The thought is rather incredible to me that I've not only seen the entire storied career of this great shortstop and athlete, but now will watch him go into the Hall of Fame.
I can remember ALL of his highlights. All of the replays and images that are now replaying before my eyes, ripping open thoughts and memories of places, times, and feelings which ran parallel alongside my own life's developments.
All of them, along with the soundtracks of play calls and my own reactions in the moment, then, can easily be recited word for word and reenacted move for move, raising goosebumps on my arms, and cracking a smirk on my face.
What's even crazier?
Is that I sit here typing this post wondering how I will describe Derek Jeter to my son one day. And of course, pondering about the future Yankee who will come along in his lifetime that he'll be able to grow alongside with.
That's what Jeter means to me - consistency and greatness. And even after 20 +years, it's still hard to believe that it's been this long. That his career has been there this whole entire time - year in, and year out.
And while I romanticize about Jeter, there is also Larry Walker.
As Walker jokingly (and accurately) put it on his MLB Network interview, he's the B-Side on a record, in which the hit single is featured on the A-Side.
Despite the hilariously humbling joke, Walker represents everything that is the growth of baseball. A Canadian learning the game. A dude that simply mashed every step of the way, and now, can give legitimacy to what was once an industry-wide career handicap in terms of legacy and forever, in that of Coors Field.
Here are some other quick thoughts on this year's Hall of Fame Ballot:
99.7% - NOT UNANIMOUS
For the record, these were my final thoughts from last year's Baseball Hall of Fame Ballot:
With the "unanimous" seal broken, what are the chances Derek Jeter doesn't become the second person in 2020?
Of course, it only takes one guy...only one.
It's unfortunate that this will somehow become attached to Jeter's induction. One person - ONE! PERSON! - decided to not vote for Derek Jeter to become a member of the National Baseball Hall of Fame. ONE! SINGLE! CLOWN OF A PERSON!
But I digress...
After all, the history of these things rendered the likes of so many greats who fell short in attaining 100% approval for the Hall of Fame. Griffey. Ripken. Gwynn. Maddux. Just to name a few in modern times. All who should have been recent no-doubters, in fact had voters who doubted the relevance of their ability.
But then again, Jackie Robinson got into the HOF on 77% of the vote.

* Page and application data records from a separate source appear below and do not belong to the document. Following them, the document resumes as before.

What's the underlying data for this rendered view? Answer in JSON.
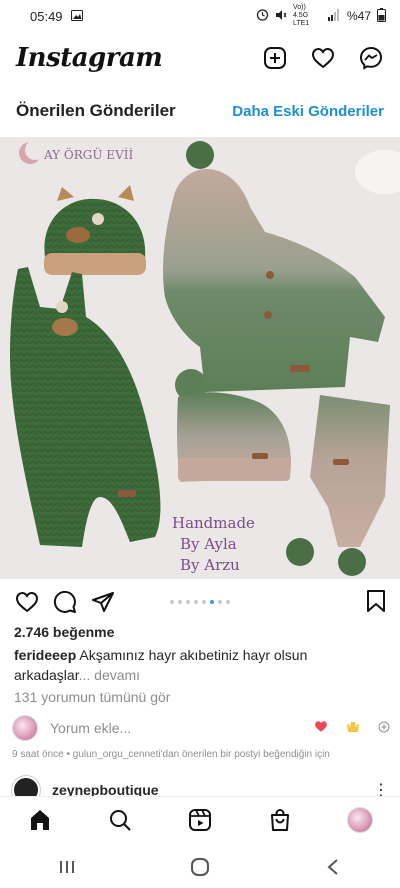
{
  "status_bar": {
    "time": "05:49",
    "network": "Vo)) 4.5G LTE1",
    "battery": "%47"
  },
  "header": {
    "logo_text": "Instagram"
  },
  "suggested": {
    "title": "Önerilen Gönderiler",
    "older_link": "Daha Eski Gönderiler"
  },
  "post": {
    "image_texts": {
      "brand": "AY ÖRGÜ EVİİ",
      "handmade": "Handmade",
      "by_ayla": "By Ayla",
      "by_arzu": "By Arzu"
    },
    "carousel_count": 8,
    "carousel_active": 6,
    "likes": "2.746 beğenme",
    "caption_user": "ferideeep",
    "caption_text": "Akşamınız hayr akıbetiniz hayr olsun arkadaşlar",
    "caption_more": "... devamı",
    "comments_link": "131 yorumun tümünü gör",
    "comment_placeholder": "Yorum ekle...",
    "meta": "9 saat önce • gulun_orgu_cenneti'dan önerilen bir postyi beğendiğin için"
  },
  "next_post": {
    "username": "zeynepboutique"
  },
  "colors": {
    "link_blue": "#1c8fd6",
    "heart_red": "#ed4956",
    "knit_green": "#3e6b3a",
    "knit_beige": "#c2a99c"
  },
  "icons": {
    "header": [
      "add-post-icon",
      "heart-icon",
      "messenger-icon"
    ],
    "actions": [
      "like-icon",
      "comment-icon",
      "share-icon",
      "bookmark-icon"
    ],
    "bottom_nav": [
      "home-icon",
      "search-icon",
      "reels-icon",
      "shop-icon",
      "profile-avatar"
    ],
    "system_nav": [
      "recent-apps-icon",
      "home-circle-icon",
      "back-icon"
    ]
  }
}
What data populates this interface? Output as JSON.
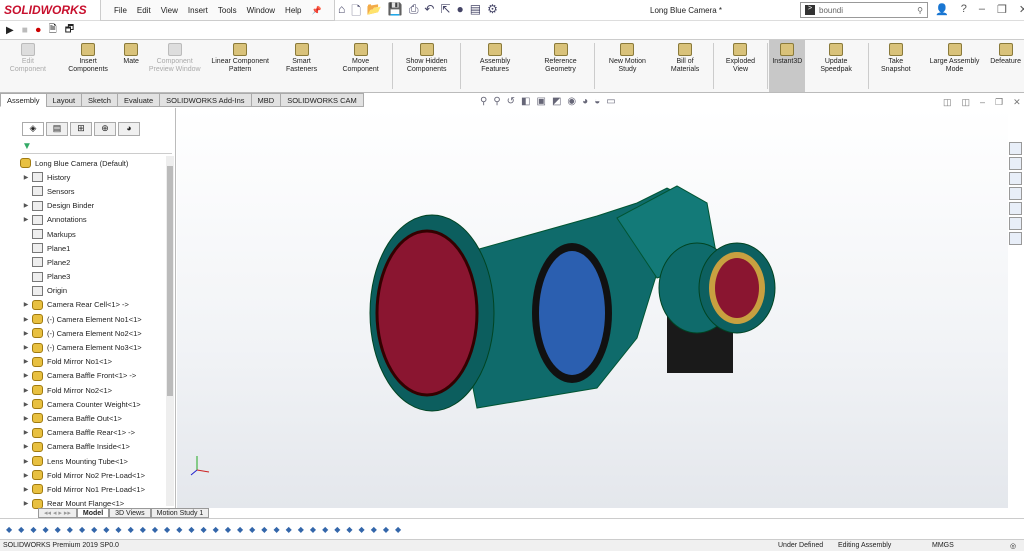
{
  "app": {
    "logo": "SOLIDWORKS",
    "title": "Long Blue Camera *"
  },
  "menu": [
    "File",
    "Edit",
    "View",
    "Insert",
    "Tools",
    "Window",
    "Help"
  ],
  "search": {
    "value": "boundi"
  },
  "ribbon": [
    {
      "label": "Edit Component",
      "state": "disabled"
    },
    {
      "label": "Insert Components",
      "state": "normal"
    },
    {
      "label": "Mate",
      "state": "normal"
    },
    {
      "label": "Component Preview Window",
      "state": "disabled"
    },
    {
      "label": "Linear Component Pattern",
      "state": "normal"
    },
    {
      "label": "Smart Fasteners",
      "state": "normal"
    },
    {
      "label": "Move Component",
      "state": "normal"
    },
    {
      "label": "Show Hidden Components",
      "state": "normal"
    },
    {
      "label": "Assembly Features",
      "state": "normal"
    },
    {
      "label": "Reference Geometry",
      "state": "normal"
    },
    {
      "label": "New Motion Study",
      "state": "normal"
    },
    {
      "label": "Bill of Materials",
      "state": "normal"
    },
    {
      "label": "Exploded View",
      "state": "normal"
    },
    {
      "label": "Instant3D",
      "state": "active"
    },
    {
      "label": "Update Speedpak",
      "state": "normal"
    },
    {
      "label": "Take Snapshot",
      "state": "normal"
    },
    {
      "label": "Large Assembly Mode",
      "state": "normal"
    },
    {
      "label": "Defeature",
      "state": "normal"
    }
  ],
  "tabs": [
    "Assembly",
    "Layout",
    "Sketch",
    "Evaluate",
    "SOLIDWORKS Add-Ins",
    "MBD",
    "SOLIDWORKS CAM"
  ],
  "tree": {
    "root": "Long Blue Camera  (Default)",
    "items": [
      {
        "label": "History",
        "type": "folder",
        "arrow": true
      },
      {
        "label": "Sensors",
        "type": "folder",
        "arrow": false
      },
      {
        "label": "Design Binder",
        "type": "folder",
        "arrow": true
      },
      {
        "label": "Annotations",
        "type": "folder",
        "arrow": true
      },
      {
        "label": "Markups",
        "type": "folder",
        "arrow": false
      },
      {
        "label": "Plane1",
        "type": "plane",
        "arrow": false
      },
      {
        "label": "Plane2",
        "type": "plane",
        "arrow": false
      },
      {
        "label": "Plane3",
        "type": "plane",
        "arrow": false
      },
      {
        "label": "Origin",
        "type": "origin",
        "arrow": false
      },
      {
        "label": "Camera Rear Cell<1> ->",
        "type": "part",
        "arrow": true
      },
      {
        "label": "(-) Camera Element No1<1>",
        "type": "part",
        "arrow": true
      },
      {
        "label": "(-) Camera Element No2<1>",
        "type": "part",
        "arrow": true
      },
      {
        "label": "(-) Camera Element No3<1>",
        "type": "part",
        "arrow": true
      },
      {
        "label": "Fold Mirror No1<1>",
        "type": "part",
        "arrow": true
      },
      {
        "label": "Camera Baffle Front<1> ->",
        "type": "part",
        "arrow": true
      },
      {
        "label": "Fold Mirror No2<1>",
        "type": "part",
        "arrow": true
      },
      {
        "label": "Camera Counter Weight<1>",
        "type": "part",
        "arrow": true
      },
      {
        "label": "Camera Baffle Out<1>",
        "type": "part",
        "arrow": true
      },
      {
        "label": "Camera Baffle Rear<1> ->",
        "type": "part",
        "arrow": true
      },
      {
        "label": "Camera Baffle Inside<1>",
        "type": "part",
        "arrow": true
      },
      {
        "label": "Lens Mounting Tube<1>",
        "type": "part",
        "arrow": true
      },
      {
        "label": "Fold Mirror No2 Pre-Load<1>",
        "type": "part",
        "arrow": true
      },
      {
        "label": "Fold Mirror No1 Pre-Load<1>",
        "type": "part",
        "arrow": true
      },
      {
        "label": "Rear Mount Flange<1>",
        "type": "part",
        "arrow": true
      }
    ]
  },
  "bottom_tabs": [
    "Model",
    "3D Views",
    "Motion Study 1"
  ],
  "status": {
    "left": "SOLIDWORKS Premium 2019 SP0.0",
    "defined": "Under Defined",
    "mode": "Editing Assembly",
    "units": "MMGS"
  },
  "colors": {
    "body": "#0f6b6b",
    "lens_red": "#8a1530",
    "lens_blue": "#2b5fb0",
    "mount": "#1a1a1a"
  }
}
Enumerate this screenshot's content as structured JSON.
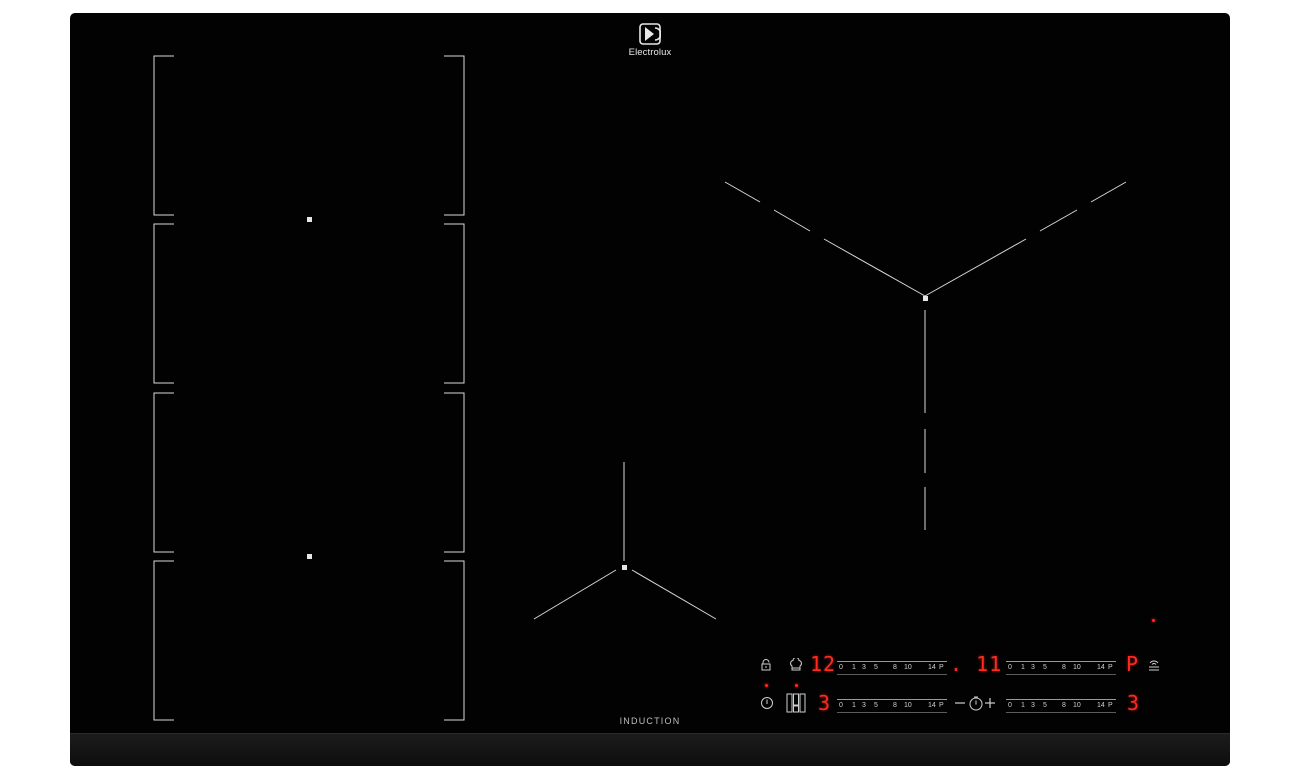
{
  "brand": {
    "name": "Electrolux",
    "logo_icon": "electrolux-logo-icon"
  },
  "surface_label": "INDUCTION",
  "colors": {
    "glass": "#020202",
    "display_red": "#ff2a1f",
    "marking": "#d8d8d8"
  },
  "controls": {
    "icons": {
      "lock": "lock-icon",
      "chef_hat": "chef-hat-icon",
      "power": "power-icon",
      "bridge": "bridge-zones-icon",
      "timer_minus": "minus-icon",
      "timer": "timer-icon",
      "timer_plus": "plus-icon",
      "hob2hood": "hob2hood-icon"
    },
    "displays": {
      "top_left": "12",
      "top_mid": ". 11",
      "top_right": "P",
      "bottom_left": "3",
      "bottom_right": "3"
    },
    "slider_marks": [
      "0",
      "1",
      "3",
      "5",
      "8",
      "10",
      "14",
      "P"
    ]
  }
}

Think about THAT one.
Regardless, Jeets is going where he deserves to be, and that is all that matters.
By the way, I believe the next player to have a real shot at earning a unanimous vote is that of Ichiro Suzuki. We'll see in about five years.
CURT'S GOT NEXT

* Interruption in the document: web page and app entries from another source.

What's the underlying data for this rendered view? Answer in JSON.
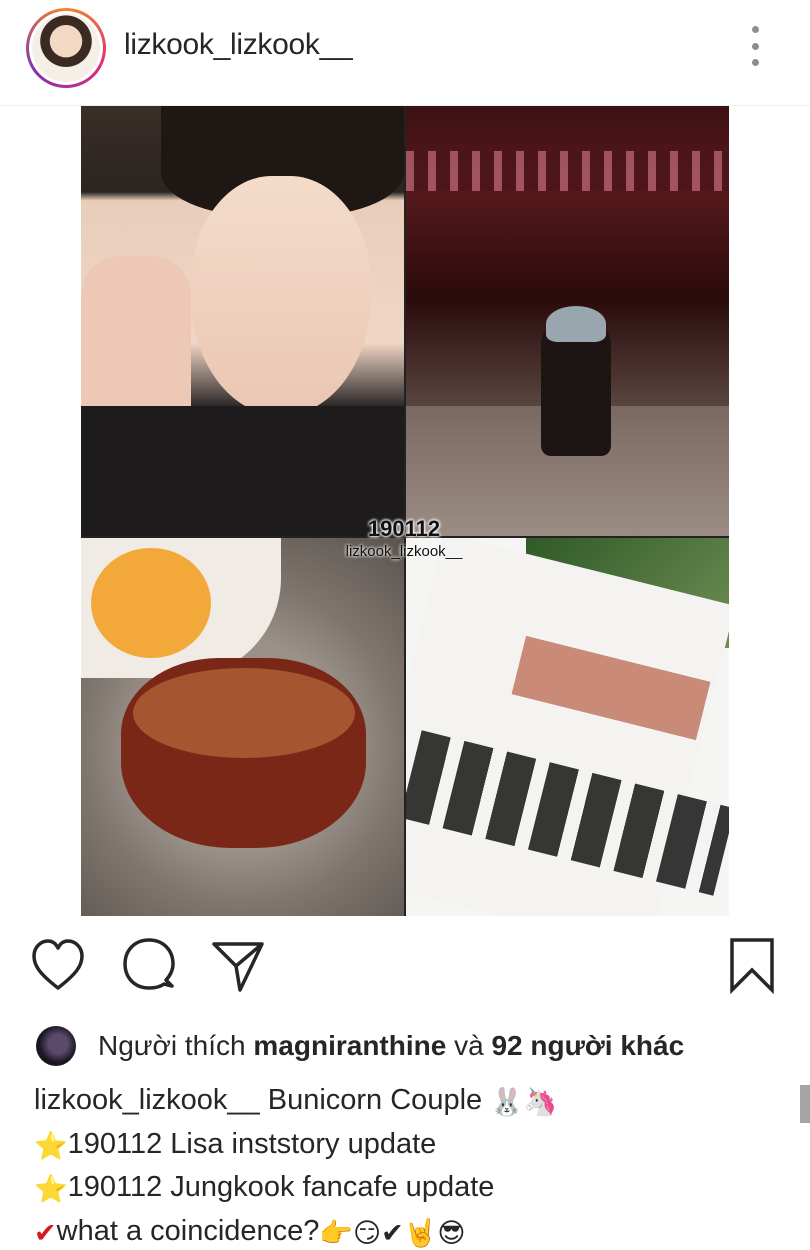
{
  "post": {
    "username": "lizkook_lizkook__",
    "collage": {
      "watermark_date": "190112",
      "watermark_user": "lizkook_lizkook__"
    },
    "actions": {
      "like_icon": "heart-icon",
      "comment_icon": "comment-icon",
      "share_icon": "paper-plane-icon",
      "save_icon": "bookmark-icon"
    },
    "likes": {
      "prefix": "Người thích ",
      "user": "magniranthine",
      "conj": " và ",
      "others": "92 người khác"
    },
    "caption": {
      "line1_user": "lizkook_lizkook__",
      "line1_text": " Bunicorn Couple ",
      "line1_emojis": "🐰🦄",
      "line2_icon": "⭐",
      "line2_text": "190112 Lisa inststory update",
      "line3_icon": "⭐",
      "line3_text": "190112 Jungkook fancafe update",
      "line4_icon": "✔",
      "line4_text": "what a coincidence?",
      "line4_emojis": "👉😏✔🤘😎"
    }
  }
}
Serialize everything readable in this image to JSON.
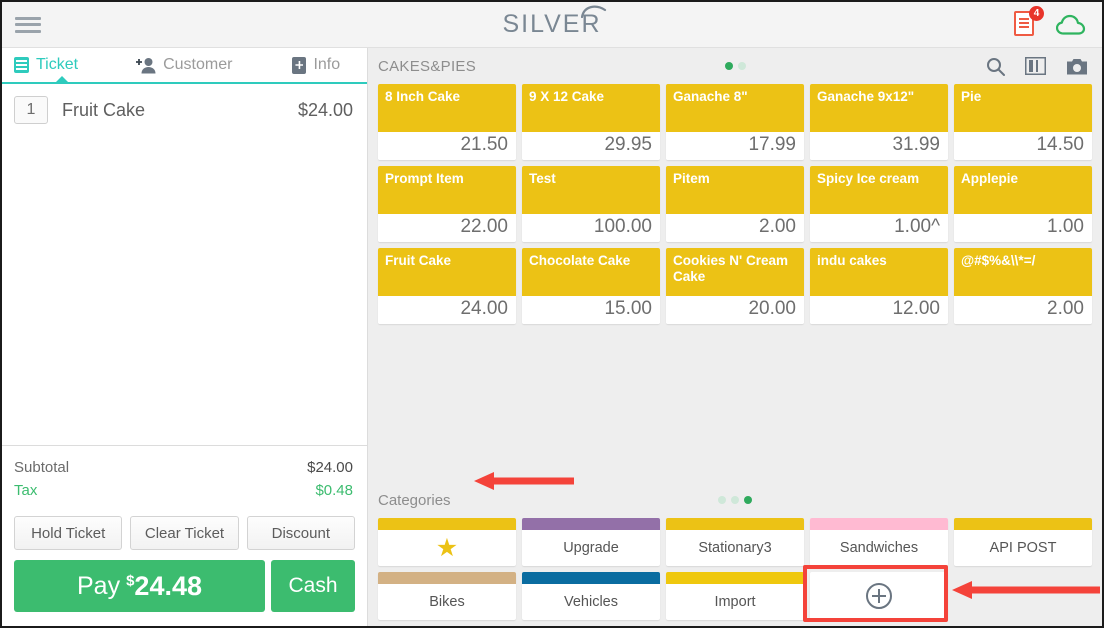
{
  "topbar": {
    "menu_icon": "hamburger-icon",
    "brand": "SILVER",
    "receipt_icon": "receipt-icon",
    "receipt_badge": "4",
    "cloud_icon": "cloud-icon"
  },
  "ticket_panel": {
    "tabs": [
      {
        "label": "Ticket",
        "icon": "ticket-icon",
        "active": true
      },
      {
        "label": "Customer",
        "icon": "add-person-icon",
        "active": false
      },
      {
        "label": "Info",
        "icon": "info-document-icon",
        "active": false
      }
    ],
    "items": [
      {
        "qty": "1",
        "name": "Fruit Cake",
        "price": "$24.00"
      }
    ],
    "totals": [
      {
        "label": "Subtotal",
        "value": "$24.00"
      },
      {
        "label": "Tax",
        "value": "$0.48"
      }
    ],
    "buttons": {
      "hold": "Hold Ticket",
      "clear": "Clear Ticket",
      "discount": "Discount",
      "pay_label": "Pay",
      "pay_currency": "$",
      "pay_amount": "24.48",
      "cash": "Cash"
    }
  },
  "products": {
    "title": "CAKES&PIES",
    "page_dots": 2,
    "active_dot": 1,
    "icons": [
      "search-icon",
      "layout-columns-icon",
      "camera-icon"
    ],
    "items": [
      {
        "name": "8 Inch Cake",
        "price": "21.50"
      },
      {
        "name": "9 X 12 Cake",
        "price": "29.95"
      },
      {
        "name": "Ganache 8\"",
        "price": "17.99"
      },
      {
        "name": "Ganache 9x12\"",
        "price": "31.99"
      },
      {
        "name": "Pie",
        "price": "14.50"
      },
      {
        "name": "Prompt Item",
        "price": "22.00"
      },
      {
        "name": "Test",
        "price": "100.00"
      },
      {
        "name": "Pitem",
        "price": "2.00"
      },
      {
        "name": "Spicy Ice cream",
        "price": "1.00^"
      },
      {
        "name": "Applepie",
        "price": "1.00"
      },
      {
        "name": "Fruit Cake",
        "price": "24.00"
      },
      {
        "name": "Chocolate Cake",
        "price": "15.00"
      },
      {
        "name": "Cookies N' Cream Cake",
        "price": "20.00"
      },
      {
        "name": "indu cakes",
        "price": "12.00"
      },
      {
        "name": "@#$%&\\\\*=/",
        "price": "2.00"
      }
    ]
  },
  "categories": {
    "title": "Categories",
    "page_dots": 3,
    "active_dot": 3,
    "items": [
      {
        "name": "",
        "color": "#ecc215",
        "icon": "star-icon"
      },
      {
        "name": "Upgrade",
        "color": "#9370a8"
      },
      {
        "name": "Stationary3",
        "color": "#ecc215"
      },
      {
        "name": "Sandwiches",
        "color": "#ffbad2"
      },
      {
        "name": "API POST",
        "color": "#ecc215"
      },
      {
        "name": "Bikes",
        "color": "#d3b184"
      },
      {
        "name": "Vehicles",
        "color": "#0a6ca0"
      },
      {
        "name": "Import",
        "color": "#efc80e"
      },
      {
        "name": "",
        "color": "#ffffff",
        "icon": "plus-circle-icon"
      }
    ]
  },
  "annotations": {
    "arrow_color": "#f4433a",
    "highlight_color": "#f4433a",
    "targets": [
      "categories-label",
      "add-category-button"
    ]
  },
  "colors": {
    "accent_teal": "#2ecbbd",
    "pay_green": "#3cbc6f",
    "tile_gold": "#ecc215",
    "slate": "#6a7581"
  }
}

Coming in at just over 70% is Curt Schilling on this ballot. And if projections, educated guesses, and recent voting (Mike Mussina?) serve as a foreshadow for 2021, Schilling should be on his way in next year.

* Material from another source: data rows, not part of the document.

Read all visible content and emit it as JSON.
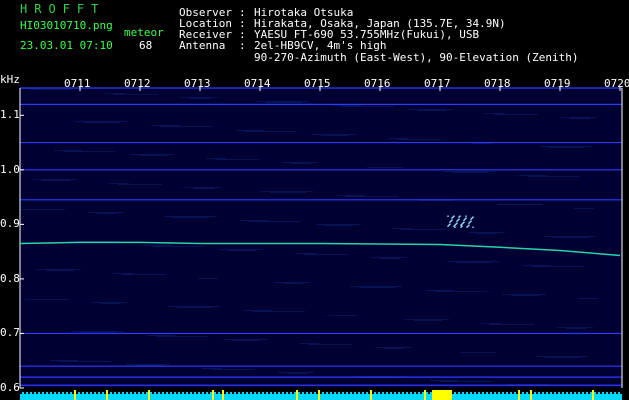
{
  "header": {
    "logo": "HROFFT",
    "filename": "HI03010710.png",
    "datetime": "23.03.01 07:10",
    "meteor_label": "meteor",
    "meteor_count": "68",
    "observer_label": "Observer",
    "observer_value": "Hirotaka Otsuka",
    "location_label": "Location",
    "location_value": "Hirakata, Osaka, Japan (135.7E, 34.9N)",
    "receiver_label": "Receiver",
    "receiver_value": "YAESU FT-690 53.755MHz(Fukui), USB",
    "antenna_label": "Antenna",
    "antenna_value": "2el-HB9CV, 4m's high",
    "antenna_value2": "90-270-Azimuth (East-West), 90-Elevation (Zenith)",
    "separator": ":"
  },
  "chart_data": {
    "type": "spectrogram",
    "y_unit": "kHz",
    "x_ticks": [
      "0711",
      "0712",
      "0713",
      "0714",
      "0715",
      "0716",
      "0717",
      "0718",
      "0719",
      "0720"
    ],
    "y_ticks": [
      "1.1",
      "1.0",
      "0.9",
      "0.8",
      "0.7",
      "0.6"
    ],
    "y_range": [
      0.6,
      1.15
    ],
    "carrier_trace": [
      {
        "t": "0710",
        "khz": 0.865
      },
      {
        "t": "0711",
        "khz": 0.867
      },
      {
        "t": "0712",
        "khz": 0.867
      },
      {
        "t": "0713",
        "khz": 0.865
      },
      {
        "t": "0714",
        "khz": 0.865
      },
      {
        "t": "0715",
        "khz": 0.865
      },
      {
        "t": "0716",
        "khz": 0.864
      },
      {
        "t": "0717",
        "khz": 0.863
      },
      {
        "t": "0718",
        "khz": 0.858
      },
      {
        "t": "0719",
        "khz": 0.852
      },
      {
        "t": "0720",
        "khz": 0.843
      }
    ],
    "horizontal_lines_khz": [
      1.15,
      1.12,
      1.05,
      1.0,
      0.945,
      0.7,
      0.64,
      0.62,
      0.605
    ],
    "meteor_echo": {
      "t": "0717",
      "khz": 0.905
    },
    "colors": {
      "background": "#000033",
      "line": "#2b3cff",
      "carrier": "#27d3a8",
      "echo": "#9fe6ff",
      "bar": "#00d8ff",
      "bar_hot": "#ffff00"
    }
  }
}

While Schilling is well...ummm, a special kind of a human being when it comes to his personality, his politics, and his investments, as a baseball player, I really believe he is a Hall of Famer.
Can't wait to hear about the damn bloody sock lore next year. And yes, that was super sarcasm.
BONDS AND CLEMENS
So, what's the deal here, collectively? Are we making them both sweat it out until the final year? And if that's the case, having them both go in together surely is going to make for an interesting induction ceremony.
Of course, if this is the plan.
And one more thing, as we now enter the age of technology cheating, if we're evaluating the PED era for the HOF, David Ortiz's support should be interesting once he gets on the ballot.
Todd Helton is going to definitely benefit from this new found pivoting away from the
utterly stupid unfortunate stigma that is players who played a large amount of time at Coors Field not being taken seriously.
Larry Walker's induction helps in a great way here.
With each passing year, the more it looks like a path is being cleared for Omar Vizquel and Scott Rolen to make a run at immortality.
However, I'm still torn on them being super great, and whether they surpass that threshold into the really elite.
GARY FREAKIN' SHEFFIELD
Speaking of making decisions on the elite, am I the only one who finds the case for Gary Sheffield not getting enough publicity? I'm not saying he's a definite, but Sheffield, in my opinion (of course), is closer than Vizquel and Rolen, no? Seriously, everyone, dig into Sheff's career. He's very underrated.
Why no love for Jeff Kent? Like, for real?
We have Brad Penny and Raul Ibanez out here receiving Hall of Fame votes, and Jeff Kent is struggling to crack 30%.
J.J. Putz got a vote! J.J. Putz!
We've gotten to a point in sports wherever everyone wants to be the smartest person in the room to go against the grain. Have we lost our ability to simply just watch and appreciate greatness - and call it is as such?